Before making an impression in "Frost/Nixon" and "Vicky Cristina Barcelona," the latter of which earned her a Golden Globe nomination, this 28-year-old was an accomplished British theater performer. Now Hall is ready to steal hearts in "The Town" a heist flick starring Ben Affleck (who also directs) as one of four bank robbers hotly pursued by police in Charlestown, Mass. Complicating matters is the fact that Affleck's career criminal has fallen for Hall's Claire, a bank manager who may be the only witness who can identify the outlaws. And really, who can blame him?
Andrew Garfield, 'Never Let Me Go' and 'The Social Network'
Garfield has dual citizenship in the U.S. and U.K. to go with his dual fall roles that could make him a household name even before he spins his first web as the new Peter Parker/Spider-Man in Sony's 2012 franchise reboot. You might have caught him in "Boy A," "The Other Boleyn Girl" or "The Imaginarium of Doctor Parnassus," but you'll definitely remember him in the dystopian sci-fi drama "Never Let Me Go" and David Fincher's Facebook-origins drama "The Social Network" starring Jesse Eisenberg and Justin Timberlake. If Garfield isn't on your friends list already, add him before he gets too popular.
Logan Marshall-Green, 'Devil'
A trained theater actor from Rhode Island, Marshall-Green paid his dues on "Law & Order," "The O.C." and "24" before landing big-screen parts in movies like "The Great Raid" and "Across the Universe." Next he plays one of five hapless souls trapped in an elevator in the thriller "Devil," in which the quintet begin to suspect that one of them is Satan. We don't know yet if the 33-year-old actor is the Lord of Darkness or not, but he won't have to sell his soul to the devil for fame if the movie connects with an audience eager for scary fun before Halloween.

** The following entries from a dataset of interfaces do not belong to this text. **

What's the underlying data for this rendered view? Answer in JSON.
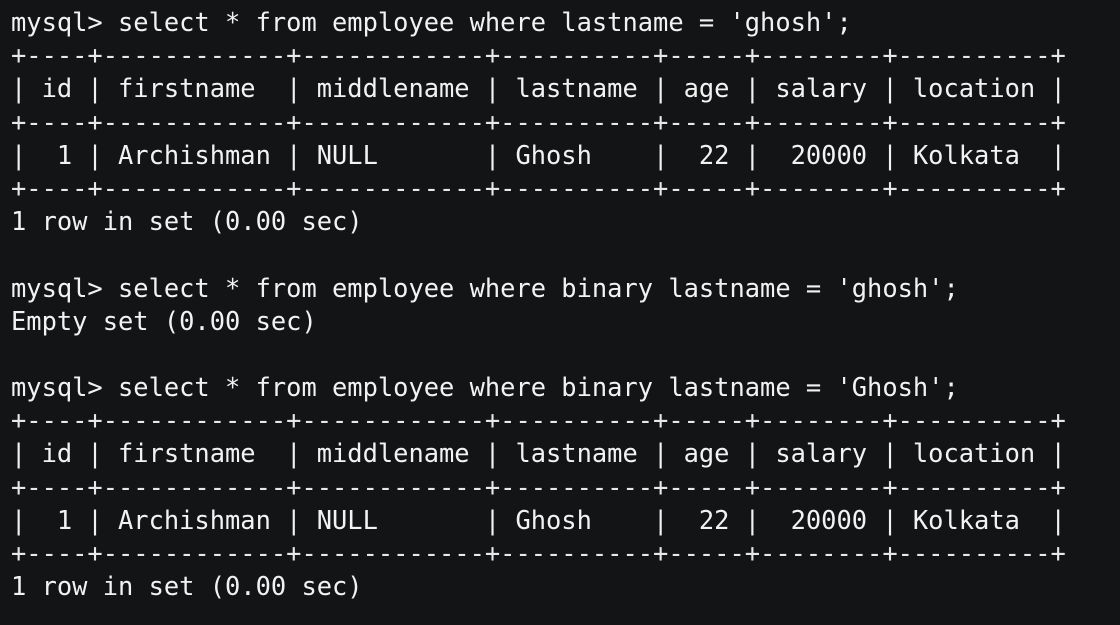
{
  "terminal": {
    "lines": [
      "mysql> select * from employee where lastname = 'ghosh';",
      "+----+------------+------------+----------+-----+--------+----------+",
      "| id | firstname  | middlename | lastname | age | salary | location |",
      "+----+------------+------------+----------+-----+--------+----------+",
      "|  1 | Archishman | NULL       | Ghosh    |  22 |  20000 | Kolkata  |",
      "+----+------------+------------+----------+-----+--------+----------+",
      "1 row in set (0.00 sec)",
      "",
      "mysql> select * from employee where binary lastname = 'ghosh';",
      "Empty set (0.00 sec)",
      "",
      "mysql> select * from employee where binary lastname = 'Ghosh';",
      "+----+------------+------------+----------+-----+--------+----------+",
      "| id | firstname  | middlename | lastname | age | salary | location |",
      "+----+------------+------------+----------+-----+--------+----------+",
      "|  1 | Archishman | NULL       | Ghosh    |  22 |  20000 | Kolkata  |",
      "+----+------------+------------+----------+-----+--------+----------+",
      "1 row in set (0.00 sec)"
    ]
  }
}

Odette Yustman, 'You Again'
The 25-year-old beauty Yustman made her film debut as a Spanish-speaking student in 1990's "Kindergarten Cop" and re-emerged 18 years later as the gal a small group of survivors tries to rescue amidst a gigantic alien monster invasion in "Cloverfield." Starring in the supernatural stinker "The Unborn" is something that should be exorcised from our memory, but Yustman is set to have the last laugh in the comedy "You Again," which finds her in good company opposite Kristen Bell, Jamie Lee Curtis, Sigourney Weaver and Betty White.
Keir Gilchrist, 'It's Kind of a Funny Story'

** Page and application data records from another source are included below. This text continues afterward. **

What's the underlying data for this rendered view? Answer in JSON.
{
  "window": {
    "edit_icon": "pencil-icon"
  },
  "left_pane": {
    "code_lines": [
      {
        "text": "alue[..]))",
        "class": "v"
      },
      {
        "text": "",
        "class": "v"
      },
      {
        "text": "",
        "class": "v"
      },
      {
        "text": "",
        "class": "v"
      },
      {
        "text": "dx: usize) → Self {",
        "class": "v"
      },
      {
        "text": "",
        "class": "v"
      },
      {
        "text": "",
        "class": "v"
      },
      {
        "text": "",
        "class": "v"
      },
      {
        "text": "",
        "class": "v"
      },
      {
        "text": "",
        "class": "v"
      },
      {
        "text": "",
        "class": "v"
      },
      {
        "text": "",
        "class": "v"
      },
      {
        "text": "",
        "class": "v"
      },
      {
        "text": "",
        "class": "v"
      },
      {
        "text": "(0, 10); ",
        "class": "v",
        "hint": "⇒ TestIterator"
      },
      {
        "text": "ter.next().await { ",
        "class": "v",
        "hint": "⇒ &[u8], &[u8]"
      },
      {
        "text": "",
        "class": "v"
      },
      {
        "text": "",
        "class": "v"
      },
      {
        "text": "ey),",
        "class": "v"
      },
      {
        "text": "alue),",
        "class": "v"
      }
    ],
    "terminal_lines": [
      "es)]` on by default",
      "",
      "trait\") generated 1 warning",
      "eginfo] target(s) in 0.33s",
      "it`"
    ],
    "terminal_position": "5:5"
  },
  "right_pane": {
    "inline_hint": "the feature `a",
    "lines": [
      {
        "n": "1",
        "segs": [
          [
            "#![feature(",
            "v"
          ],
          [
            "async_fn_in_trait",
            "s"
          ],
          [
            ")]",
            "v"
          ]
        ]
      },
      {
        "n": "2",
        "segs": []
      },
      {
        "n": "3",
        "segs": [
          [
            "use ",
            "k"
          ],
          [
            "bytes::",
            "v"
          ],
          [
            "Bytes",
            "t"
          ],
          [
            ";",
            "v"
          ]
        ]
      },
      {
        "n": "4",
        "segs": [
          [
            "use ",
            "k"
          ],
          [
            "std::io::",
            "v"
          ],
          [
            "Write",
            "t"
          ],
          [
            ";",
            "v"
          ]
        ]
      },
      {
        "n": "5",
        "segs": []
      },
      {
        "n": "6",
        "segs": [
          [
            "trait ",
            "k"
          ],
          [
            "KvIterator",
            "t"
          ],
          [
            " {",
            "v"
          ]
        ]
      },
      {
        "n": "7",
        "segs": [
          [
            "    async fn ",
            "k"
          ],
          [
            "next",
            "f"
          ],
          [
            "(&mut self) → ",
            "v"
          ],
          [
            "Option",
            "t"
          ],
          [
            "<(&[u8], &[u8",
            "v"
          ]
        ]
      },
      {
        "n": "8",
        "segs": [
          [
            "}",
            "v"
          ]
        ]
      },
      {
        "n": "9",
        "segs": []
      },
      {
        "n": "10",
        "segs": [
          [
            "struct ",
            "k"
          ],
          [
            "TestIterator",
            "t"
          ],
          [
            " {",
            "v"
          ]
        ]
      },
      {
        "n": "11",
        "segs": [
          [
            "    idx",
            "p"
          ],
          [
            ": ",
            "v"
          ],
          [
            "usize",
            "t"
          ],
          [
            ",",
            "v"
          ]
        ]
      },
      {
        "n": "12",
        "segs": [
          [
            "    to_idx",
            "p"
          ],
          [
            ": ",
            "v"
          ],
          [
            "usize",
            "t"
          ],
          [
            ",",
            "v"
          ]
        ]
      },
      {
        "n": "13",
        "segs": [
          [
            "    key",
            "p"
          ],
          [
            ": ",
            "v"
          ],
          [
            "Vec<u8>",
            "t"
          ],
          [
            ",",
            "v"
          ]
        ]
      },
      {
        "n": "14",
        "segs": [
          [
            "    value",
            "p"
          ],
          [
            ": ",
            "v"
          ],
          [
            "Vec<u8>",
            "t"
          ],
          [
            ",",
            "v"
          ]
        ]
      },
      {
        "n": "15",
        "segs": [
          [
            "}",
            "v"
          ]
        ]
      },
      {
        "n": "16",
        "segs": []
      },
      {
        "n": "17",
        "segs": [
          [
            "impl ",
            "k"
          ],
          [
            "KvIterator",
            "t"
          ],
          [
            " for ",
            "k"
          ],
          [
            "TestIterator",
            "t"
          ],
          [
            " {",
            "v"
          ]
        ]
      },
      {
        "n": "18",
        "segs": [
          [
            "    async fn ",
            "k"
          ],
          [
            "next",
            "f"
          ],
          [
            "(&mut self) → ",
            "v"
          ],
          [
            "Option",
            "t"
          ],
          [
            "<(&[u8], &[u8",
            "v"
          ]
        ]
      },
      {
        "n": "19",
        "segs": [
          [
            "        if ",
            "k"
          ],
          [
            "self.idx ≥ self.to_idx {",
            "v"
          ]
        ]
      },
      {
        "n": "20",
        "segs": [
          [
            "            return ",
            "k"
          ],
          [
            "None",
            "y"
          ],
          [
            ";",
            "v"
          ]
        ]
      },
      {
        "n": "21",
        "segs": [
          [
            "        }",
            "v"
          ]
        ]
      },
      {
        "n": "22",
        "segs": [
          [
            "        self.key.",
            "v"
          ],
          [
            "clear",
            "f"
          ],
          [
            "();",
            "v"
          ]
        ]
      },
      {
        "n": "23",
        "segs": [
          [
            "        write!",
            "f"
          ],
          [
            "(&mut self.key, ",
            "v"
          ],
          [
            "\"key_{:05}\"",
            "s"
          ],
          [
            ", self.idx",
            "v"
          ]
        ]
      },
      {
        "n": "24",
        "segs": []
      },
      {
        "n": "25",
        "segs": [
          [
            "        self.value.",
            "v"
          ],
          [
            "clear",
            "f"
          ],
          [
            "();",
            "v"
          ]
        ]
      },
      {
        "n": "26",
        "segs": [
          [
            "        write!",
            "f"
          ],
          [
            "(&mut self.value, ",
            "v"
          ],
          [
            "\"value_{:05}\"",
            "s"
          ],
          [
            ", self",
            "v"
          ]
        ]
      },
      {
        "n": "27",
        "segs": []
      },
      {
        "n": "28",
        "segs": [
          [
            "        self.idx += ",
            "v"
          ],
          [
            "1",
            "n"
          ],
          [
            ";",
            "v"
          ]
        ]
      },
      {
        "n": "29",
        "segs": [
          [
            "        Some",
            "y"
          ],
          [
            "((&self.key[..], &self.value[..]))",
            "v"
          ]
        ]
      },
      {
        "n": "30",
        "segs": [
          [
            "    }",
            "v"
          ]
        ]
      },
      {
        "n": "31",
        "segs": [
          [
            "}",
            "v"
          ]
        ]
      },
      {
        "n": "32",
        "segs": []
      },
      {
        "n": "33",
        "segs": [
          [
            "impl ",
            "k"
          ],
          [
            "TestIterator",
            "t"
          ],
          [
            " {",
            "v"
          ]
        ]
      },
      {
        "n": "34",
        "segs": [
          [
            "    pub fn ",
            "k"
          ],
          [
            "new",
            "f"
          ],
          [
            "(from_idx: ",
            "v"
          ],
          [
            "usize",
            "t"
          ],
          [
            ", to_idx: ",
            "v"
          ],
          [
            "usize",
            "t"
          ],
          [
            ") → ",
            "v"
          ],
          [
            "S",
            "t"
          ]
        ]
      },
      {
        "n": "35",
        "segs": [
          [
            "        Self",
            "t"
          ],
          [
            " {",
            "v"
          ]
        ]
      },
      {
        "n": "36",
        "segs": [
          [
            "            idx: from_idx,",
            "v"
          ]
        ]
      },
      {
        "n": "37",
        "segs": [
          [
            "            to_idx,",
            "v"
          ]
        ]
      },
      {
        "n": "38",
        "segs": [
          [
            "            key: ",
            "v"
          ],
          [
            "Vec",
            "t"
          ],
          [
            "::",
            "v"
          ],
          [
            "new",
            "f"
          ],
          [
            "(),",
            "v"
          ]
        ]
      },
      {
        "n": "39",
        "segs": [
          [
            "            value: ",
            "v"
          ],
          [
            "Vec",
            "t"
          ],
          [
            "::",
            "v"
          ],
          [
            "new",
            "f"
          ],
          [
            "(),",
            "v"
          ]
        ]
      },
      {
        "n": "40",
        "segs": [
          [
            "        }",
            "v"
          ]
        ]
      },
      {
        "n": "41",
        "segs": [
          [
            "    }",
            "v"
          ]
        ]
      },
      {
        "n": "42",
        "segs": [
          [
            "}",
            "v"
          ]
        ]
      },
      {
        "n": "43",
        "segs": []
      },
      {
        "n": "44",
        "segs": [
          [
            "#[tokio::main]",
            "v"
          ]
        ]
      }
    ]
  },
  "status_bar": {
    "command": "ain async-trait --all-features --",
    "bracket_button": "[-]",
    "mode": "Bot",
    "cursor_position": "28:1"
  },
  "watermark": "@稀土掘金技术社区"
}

This 17-year-old London native-turned-Toronto resident is best known for his role as the son of a woman (Toni Collette) with multiple personality disorder on Showtime's hit series "The United States of Tara." Gilchrist has appeared on the big screen in "Dead Silence" and "The Rocker," but his leading role as teenage boy who checks himself into a mental health clinic after a bout of depression in "It's Kind of a Funny Story" should translate into career Prozac.
Cecile de France, 'Hereafter'
A Belgian best known on these shores as the woman trying to elude a psychopathic killer in the acclaimed French horror flick "High Tension," de France's first big role in an American film comes via Clint Eastwood's "Hereafter." In the supernatural drama also starring Matt Damon – and told through three parallel stories about how death affects people -- Cecile is Marie, a French TV journalist who just barely survives a tsunami. Here's wagering she has what it takes to survive the cutthroat world of Hollywood, too.
Christina Aguilera, 'Burlesque'
Heard of her? "Xtina" is already a Grammy-winning singer who's sold millions of records with hits like "Beautiful," "Genie in a Bottle" and "Ain't No Other Man," but she only has to ask Madonna about how difficult it is to translate success on the Billboard charts into box-office glory. We think Aguilera has a shot with her first leading role in the glitzy musical "Burlesque" opposite singer-cum-Oscar winner Cher. Aguilera plays a small-town girl who finds a makeshift family and love in a Los Angeles neo-burlesque club. Awww.